GIVING ASSISTANCE: In the interest of safety, a new rule has been adopted by the ILYA and our club. It gives the judges the right to state that for any specific race, any sailboat in the race may receive safety assistance without penalty. This applies to all classes we race on our lake. THIS RULE IS TO BE USED FOR SAFETY REASONS.
Our Chief Judge Paul Price has declared that this rule will be in effect for all races on our lake this year that are prior to Memorial Day (and he may also include Memorial Day series races).
What does this mean? If a boat tips over, the nearest judge’s boat or spectator boat should go to the capsized sailboat and help get the boat upright as quickly as possible. Even if the skipper declines help, the people on the motorboat are to grab the mast to keep the boat from going turtle and should help right the boat. They should assist in any way needed, including pulling people from the water and getting them back on their sailboat, as needed. Once the boat is up, it can continue racing without penalty.
This rule may be put into place any time during the season if the judge for the day decides it is necessary for the safety of the sailors. Even after the water is warmer, this might apply if it is very windy or there are few spectators. Use of this rule should be communicated to the sailors by radio prior to the start of the race and the boats watching the race should keep radios on to hear if they are needed to assist any sailboat. Fleets not using radios will be told at the starting line.

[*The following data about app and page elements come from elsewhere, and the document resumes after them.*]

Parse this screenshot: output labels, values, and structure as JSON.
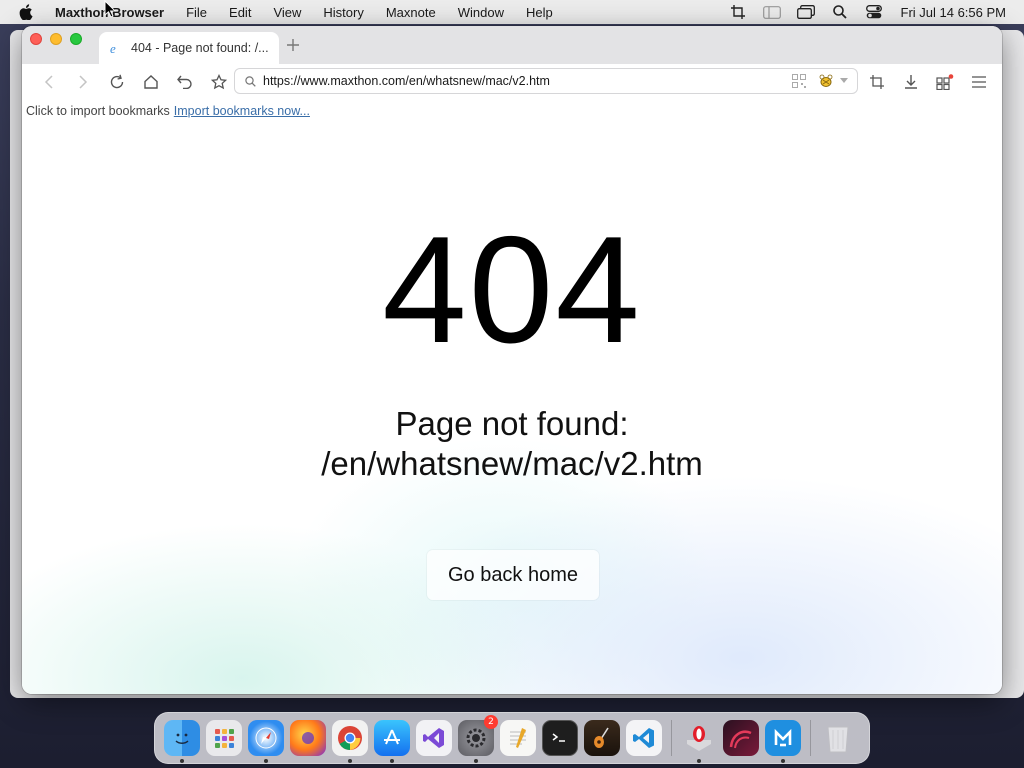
{
  "menubar": {
    "app_name": "Maxthon Browser",
    "menus": [
      "File",
      "Edit",
      "View",
      "History",
      "Maxnote",
      "Window",
      "Help"
    ],
    "clock": "Fri Jul 14  6:56 PM",
    "status_icons": [
      "screenshot-icon",
      "sidebar-icon",
      "window-icon",
      "search-icon",
      "control-center-icon"
    ]
  },
  "tab": {
    "title": "404 - Page not found: /...",
    "favicon": "maxthon-e-icon"
  },
  "toolbar": {
    "url": "https://www.maxthon.com/en/whatsnew/mac/v2.htm",
    "left_buttons": [
      "back-icon",
      "forward-icon",
      "reload-icon",
      "home-icon",
      "undo-icon",
      "star-icon"
    ],
    "right_buttons": [
      "capture-icon",
      "download-icon",
      "apps-icon",
      "menu-icon"
    ]
  },
  "bookmarkbar": {
    "prompt": "Click to import bookmarks",
    "link": "Import bookmarks now..."
  },
  "page": {
    "code": "404",
    "message_line1": "Page not found:",
    "message_line2": "/en/whatsnew/mac/v2.htm",
    "button": "Go back home"
  },
  "dock": {
    "apps": [
      "Finder",
      "Launchpad",
      "Safari",
      "Firefox",
      "Chrome",
      "App Store",
      "Visual Studio",
      "System Settings",
      "TextEdit",
      "Terminal",
      "GarageBand",
      "VS Code",
      "Opera",
      "Microsoft Edge",
      "Maxthon",
      "Trash"
    ],
    "system_settings_badge": "2"
  },
  "colors": {
    "traffic_close": "#fe5f57",
    "traffic_min": "#febc2e",
    "traffic_max": "#28c840",
    "link": "#3a6ea8"
  }
}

PROTESTS AND INFORMAL HEARINGS: If one or more boats properly notify the judge at the finish line that they are protesting another boat and there is no damage or injury from the incident, the judge can call the boats together to meet to discuss the situation informally and try to come to a resolution without a formal written protest and hearing. The discussion can be on the lake at the judge’s boat at the end of the race or at a place designated by the judge, such as back at the yacht club. The judge has the option of bartering with the offending boat and can award a 20% penalty if that boat agrees versus being thrown out of the race if it looses the formal protest later. If the offending boat doesn’t agree, it can still have a regular hearing.